North Dakota governor Doug Burgum vetoed an anti-trans sports ban, but signed a “free speech” bill that critics warn allows for discrimination against LGBT+ students.
On Wednesday (21 April), Burgum vetoed proposed legislation that would have banned trans K-12 students from playing on school-sponsored teams that align with their gender identity.
The Dickinson Press reported House Bill 1298 passed the state’s House by a 69-25 vote, and a more narrow 27-20 vote in the Senate. Now, the bill requires a two-thirds majority in both the House and Senate to override Burgum’s veto. This would be possible in the House, based on the previous voting pattern, but appears unlikely in the North Dakota Senate.
Burgum said there is no evidence in North Dakota supporting the often-cited argument that “fairness” in girls’ and women’s sport is endangered by allowing trans people to play on teams that align with the gender.
“North Dakota today has a level playing field and fairness in girls’ sports,” Burgum said. “We have every confidence that they will continue to ensure a level playing field for the 27,000 students who participate in North Dakota high school sports.”
But Libby Skarin, campaigns director for the ACLU of North Dakota, said HB 1298 was “never about levelling the playing field for student-athletes”. Instead, she argued: “It was obvious from the beginning that this discriminatory legislation was about creating solutions to problems that don’t exist and, in the process, harming some of the most vulnerable people in our state.
“Nobody wins when politicians try to meddle in people’s lives like this. Nobody wins when we try to codify discrimination like this.”
However, this victory for trans rights comes days after Burgum signed into law House Bill 1503, which would effectively allow student groups at colleges and universities to discriminate against LGBT+ students.
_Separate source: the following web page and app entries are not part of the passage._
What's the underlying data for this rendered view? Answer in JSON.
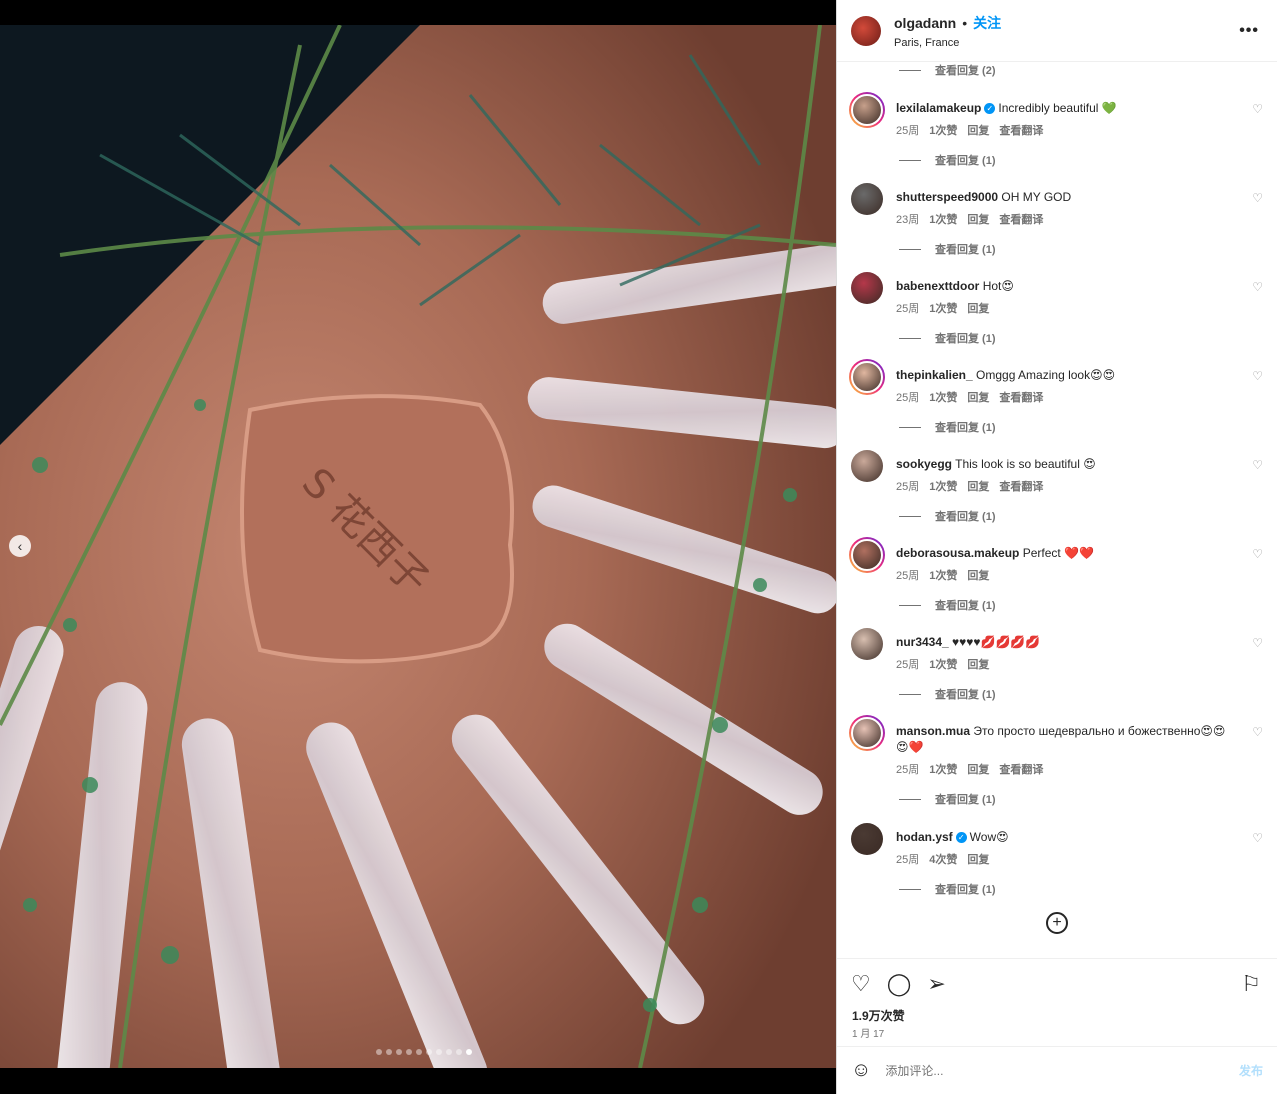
{
  "header": {
    "username": "olgadann",
    "separator": "•",
    "follow_label": "关注",
    "location": "Paris, France",
    "more_label": "•••"
  },
  "comments": [
    {
      "username": "lexilalamakeup",
      "verified": true,
      "text": "Incredibly beautiful 💚",
      "time": "25周",
      "likes": "1次赞",
      "reply": "回复",
      "translate": "查看翻译",
      "view_replies": "查看回复 (1)"
    },
    {
      "username": "shutterspeed9000",
      "verified": false,
      "text": "OH MY GOD",
      "time": "23周",
      "likes": "1次赞",
      "reply": "回复",
      "translate": "查看翻译",
      "view_replies": "查看回复 (1)"
    },
    {
      "username": "babenexttdoor",
      "verified": false,
      "text": "Hot😍",
      "time": "25周",
      "likes": "1次赞",
      "reply": "回复",
      "translate": "",
      "view_replies": "查看回复 (1)"
    },
    {
      "username": "thepinkalien_",
      "verified": false,
      "text": "Omggg Amazing look😍😍",
      "time": "25周",
      "likes": "1次赞",
      "reply": "回复",
      "translate": "查看翻译",
      "view_replies": "查看回复 (1)"
    },
    {
      "username": "sookyegg",
      "verified": false,
      "text": "This look is so beautiful 😍",
      "time": "25周",
      "likes": "1次赞",
      "reply": "回复",
      "translate": "查看翻译",
      "view_replies": "查看回复 (1)"
    },
    {
      "username": "deborasousa.makeup",
      "verified": false,
      "text": "Perfect ❤️❤️",
      "time": "25周",
      "likes": "1次赞",
      "reply": "回复",
      "translate": "",
      "view_replies": "查看回复 (1)"
    },
    {
      "username": "nur3434_",
      "verified": false,
      "text": "♥♥♥♥💋💋💋💋",
      "time": "25周",
      "likes": "1次赞",
      "reply": "回复",
      "translate": "",
      "view_replies": "查看回复 (1)"
    },
    {
      "username": "manson.mua",
      "verified": false,
      "text": "Это просто шедеврально и божественно😍😍😍❤️",
      "time": "25周",
      "likes": "1次赞",
      "reply": "回复",
      "translate": "查看翻译",
      "view_replies": "查看回复 (1)"
    },
    {
      "username": "hodan.ysf",
      "verified": true,
      "text": "Wow😍",
      "time": "25周",
      "likes": "4次赞",
      "reply": "回复",
      "translate": "",
      "view_replies": "查看回复 (1)"
    }
  ],
  "top_view_replies": "查看回复 (2)",
  "actions": {
    "likes_count": "1.9万次赞",
    "date": "1 月 17"
  },
  "comment_box": {
    "placeholder": "添加评论...",
    "post_label": "发布"
  },
  "carousel": {
    "total_slides": 10,
    "active_index": 9
  }
}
Supporters of the bill said it is intended to prevent the infringement of First Amendment rights across the 11 North Dakota public colleges. HB 1503 will forbid campuses from limiting unpopular or offensive opinions to selected “free speech zones” on school grounds. The bill also stated that campuses can’t refuse funding to a student group based on its viewpoint or prohibit guest speakers based on their views or content of the speech, according to CBS-affiliate KX News.
But the law is odd considering that Lisa Johnson, the vice-chancellor of academic/student affairs for the North Dakota University System, told KX News that there have been “no reports of violations of First Amendment rights, freedom of speech, at any of our institutions for the last 12 years”.
But the Human Rights Campaign (HRC) said in a statement that HB 1503 would allow student organisations in North Dakota “to discriminate against LGBTQ students under the guise of free speech”. HRC’s president Alphonso David called Burgum’s decision to “sign this discriminatory bill” “shameful” because it “undermines non-discrimination policies at colleges, universities and high schools across the state”.
“This law is nothing more than a harmful attempt by governor Doug Burgum and North Dakota legislators to discriminate against LGBTQ and other marginalised communities,” David said. “No student should be denied full access to and enjoyment of educational, social and leadership opportunities typically offered by colleges and universities because of who they are.”
According to KX News, the bill will officially take effect on 1 August. It previously passed in the North Dakota House by a 65-29 vote, and a 35-12 vote in the Senate.